● Data under study:
· · · ·
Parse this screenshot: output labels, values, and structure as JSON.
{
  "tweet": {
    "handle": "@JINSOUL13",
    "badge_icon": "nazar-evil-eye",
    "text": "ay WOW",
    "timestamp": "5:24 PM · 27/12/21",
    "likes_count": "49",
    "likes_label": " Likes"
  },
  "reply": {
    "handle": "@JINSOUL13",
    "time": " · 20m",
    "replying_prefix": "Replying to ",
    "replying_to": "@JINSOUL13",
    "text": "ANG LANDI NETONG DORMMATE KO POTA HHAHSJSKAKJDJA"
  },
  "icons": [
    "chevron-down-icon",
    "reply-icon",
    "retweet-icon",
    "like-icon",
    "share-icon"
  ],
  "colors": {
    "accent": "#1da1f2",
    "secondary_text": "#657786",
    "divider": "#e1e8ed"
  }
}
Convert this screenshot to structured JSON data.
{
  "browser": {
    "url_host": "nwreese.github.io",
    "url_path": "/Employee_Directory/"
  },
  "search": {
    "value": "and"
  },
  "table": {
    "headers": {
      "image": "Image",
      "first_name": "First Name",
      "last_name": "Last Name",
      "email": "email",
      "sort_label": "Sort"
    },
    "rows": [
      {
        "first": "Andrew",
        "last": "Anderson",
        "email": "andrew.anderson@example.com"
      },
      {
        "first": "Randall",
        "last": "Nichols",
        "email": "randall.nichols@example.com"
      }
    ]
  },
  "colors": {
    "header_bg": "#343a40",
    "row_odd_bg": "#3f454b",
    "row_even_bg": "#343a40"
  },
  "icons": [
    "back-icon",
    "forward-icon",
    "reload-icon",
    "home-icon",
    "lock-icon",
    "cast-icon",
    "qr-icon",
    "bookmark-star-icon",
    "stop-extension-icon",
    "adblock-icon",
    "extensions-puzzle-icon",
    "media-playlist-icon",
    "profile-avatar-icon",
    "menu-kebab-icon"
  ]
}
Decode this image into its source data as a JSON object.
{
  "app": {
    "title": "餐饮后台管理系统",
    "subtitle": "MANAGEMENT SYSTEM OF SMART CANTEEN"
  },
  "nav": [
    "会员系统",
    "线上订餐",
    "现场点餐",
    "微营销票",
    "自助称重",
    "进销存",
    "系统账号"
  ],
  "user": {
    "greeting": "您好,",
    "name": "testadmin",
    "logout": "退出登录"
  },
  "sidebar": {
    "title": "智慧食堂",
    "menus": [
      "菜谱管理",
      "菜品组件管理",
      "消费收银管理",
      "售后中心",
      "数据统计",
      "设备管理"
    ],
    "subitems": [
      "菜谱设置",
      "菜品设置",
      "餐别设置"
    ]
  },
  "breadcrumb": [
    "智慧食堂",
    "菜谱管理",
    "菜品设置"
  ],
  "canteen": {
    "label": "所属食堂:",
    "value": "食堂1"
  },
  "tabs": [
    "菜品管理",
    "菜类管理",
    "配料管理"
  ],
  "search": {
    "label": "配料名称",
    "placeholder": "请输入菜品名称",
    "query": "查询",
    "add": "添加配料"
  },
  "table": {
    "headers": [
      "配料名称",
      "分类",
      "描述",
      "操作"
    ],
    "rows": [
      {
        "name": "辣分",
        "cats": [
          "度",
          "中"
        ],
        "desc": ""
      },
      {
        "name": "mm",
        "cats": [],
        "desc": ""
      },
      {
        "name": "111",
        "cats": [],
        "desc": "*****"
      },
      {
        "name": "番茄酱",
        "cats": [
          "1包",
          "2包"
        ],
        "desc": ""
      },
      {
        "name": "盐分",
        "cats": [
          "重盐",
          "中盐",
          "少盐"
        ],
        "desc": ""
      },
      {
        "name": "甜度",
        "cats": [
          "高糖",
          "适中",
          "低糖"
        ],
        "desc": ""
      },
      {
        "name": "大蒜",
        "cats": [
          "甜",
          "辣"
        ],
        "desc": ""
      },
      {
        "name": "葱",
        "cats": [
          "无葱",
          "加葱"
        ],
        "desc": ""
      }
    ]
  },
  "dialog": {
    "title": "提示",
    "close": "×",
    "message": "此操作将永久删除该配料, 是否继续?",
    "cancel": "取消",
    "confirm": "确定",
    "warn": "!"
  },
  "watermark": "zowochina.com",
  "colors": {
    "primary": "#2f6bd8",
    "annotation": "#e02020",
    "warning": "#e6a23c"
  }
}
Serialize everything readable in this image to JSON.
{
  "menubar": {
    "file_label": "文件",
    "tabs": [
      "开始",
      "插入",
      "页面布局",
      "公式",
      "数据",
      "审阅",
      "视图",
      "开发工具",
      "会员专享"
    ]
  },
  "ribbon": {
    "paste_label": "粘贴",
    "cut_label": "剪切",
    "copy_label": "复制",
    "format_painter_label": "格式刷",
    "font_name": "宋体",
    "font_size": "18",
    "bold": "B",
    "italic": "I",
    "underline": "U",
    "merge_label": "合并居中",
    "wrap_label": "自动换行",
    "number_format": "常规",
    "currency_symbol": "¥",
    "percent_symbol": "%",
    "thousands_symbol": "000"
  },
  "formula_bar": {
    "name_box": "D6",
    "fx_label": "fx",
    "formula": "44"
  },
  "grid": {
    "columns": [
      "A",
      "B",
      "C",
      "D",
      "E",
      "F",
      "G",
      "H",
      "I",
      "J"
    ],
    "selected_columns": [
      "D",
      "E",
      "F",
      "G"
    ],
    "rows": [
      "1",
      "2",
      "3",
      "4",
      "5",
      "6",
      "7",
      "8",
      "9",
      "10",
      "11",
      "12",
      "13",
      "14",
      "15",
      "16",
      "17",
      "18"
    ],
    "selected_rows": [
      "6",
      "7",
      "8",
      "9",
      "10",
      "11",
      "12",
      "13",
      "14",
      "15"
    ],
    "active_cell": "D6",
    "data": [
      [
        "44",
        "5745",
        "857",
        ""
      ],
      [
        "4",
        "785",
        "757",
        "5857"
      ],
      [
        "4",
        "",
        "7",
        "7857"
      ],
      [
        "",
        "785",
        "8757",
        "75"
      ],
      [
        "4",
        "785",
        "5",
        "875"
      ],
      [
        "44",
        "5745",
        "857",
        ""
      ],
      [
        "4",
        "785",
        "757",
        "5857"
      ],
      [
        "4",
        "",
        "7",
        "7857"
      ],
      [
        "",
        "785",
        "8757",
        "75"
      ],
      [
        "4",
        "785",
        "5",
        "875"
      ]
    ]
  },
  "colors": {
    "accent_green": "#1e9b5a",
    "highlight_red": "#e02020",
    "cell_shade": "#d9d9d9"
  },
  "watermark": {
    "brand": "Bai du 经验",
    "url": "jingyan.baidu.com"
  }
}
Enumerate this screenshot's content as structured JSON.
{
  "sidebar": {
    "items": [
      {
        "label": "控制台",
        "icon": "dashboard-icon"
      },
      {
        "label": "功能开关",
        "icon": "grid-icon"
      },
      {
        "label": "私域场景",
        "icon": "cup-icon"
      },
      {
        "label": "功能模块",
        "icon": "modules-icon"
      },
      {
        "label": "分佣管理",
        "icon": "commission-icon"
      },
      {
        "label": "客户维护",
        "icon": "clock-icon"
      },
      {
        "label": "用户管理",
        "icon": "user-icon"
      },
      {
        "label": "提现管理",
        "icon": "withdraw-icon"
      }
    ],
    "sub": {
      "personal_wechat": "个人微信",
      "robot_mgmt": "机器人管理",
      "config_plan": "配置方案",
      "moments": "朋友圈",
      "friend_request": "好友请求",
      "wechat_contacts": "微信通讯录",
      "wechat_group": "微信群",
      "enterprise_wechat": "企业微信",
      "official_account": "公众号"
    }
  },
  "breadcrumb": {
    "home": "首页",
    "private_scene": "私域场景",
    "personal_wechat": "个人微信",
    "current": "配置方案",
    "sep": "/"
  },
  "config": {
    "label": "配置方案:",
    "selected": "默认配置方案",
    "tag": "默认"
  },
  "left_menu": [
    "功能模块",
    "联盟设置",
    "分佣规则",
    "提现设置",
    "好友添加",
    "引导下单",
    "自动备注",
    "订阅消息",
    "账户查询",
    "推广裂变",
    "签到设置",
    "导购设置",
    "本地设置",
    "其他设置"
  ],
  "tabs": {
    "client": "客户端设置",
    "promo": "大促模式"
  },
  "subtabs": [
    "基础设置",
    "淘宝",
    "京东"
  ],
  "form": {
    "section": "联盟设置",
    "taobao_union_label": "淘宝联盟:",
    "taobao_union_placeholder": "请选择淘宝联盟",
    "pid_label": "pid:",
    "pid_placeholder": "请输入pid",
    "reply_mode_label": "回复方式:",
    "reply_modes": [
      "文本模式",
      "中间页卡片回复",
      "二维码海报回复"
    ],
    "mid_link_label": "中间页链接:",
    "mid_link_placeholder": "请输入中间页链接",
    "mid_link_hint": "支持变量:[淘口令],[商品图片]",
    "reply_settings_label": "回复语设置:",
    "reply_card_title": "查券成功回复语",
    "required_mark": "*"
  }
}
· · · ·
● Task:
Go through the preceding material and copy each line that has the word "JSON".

● Solution to this task:
Parse this screenshot: output labels, values, and structure as JSON.
Convert this screenshot to structured JSON data.
Decode this image into its source data as a JSON object.
Serialize everything readable in this image to JSON.
Enumerate this screenshot's content as structured JSON.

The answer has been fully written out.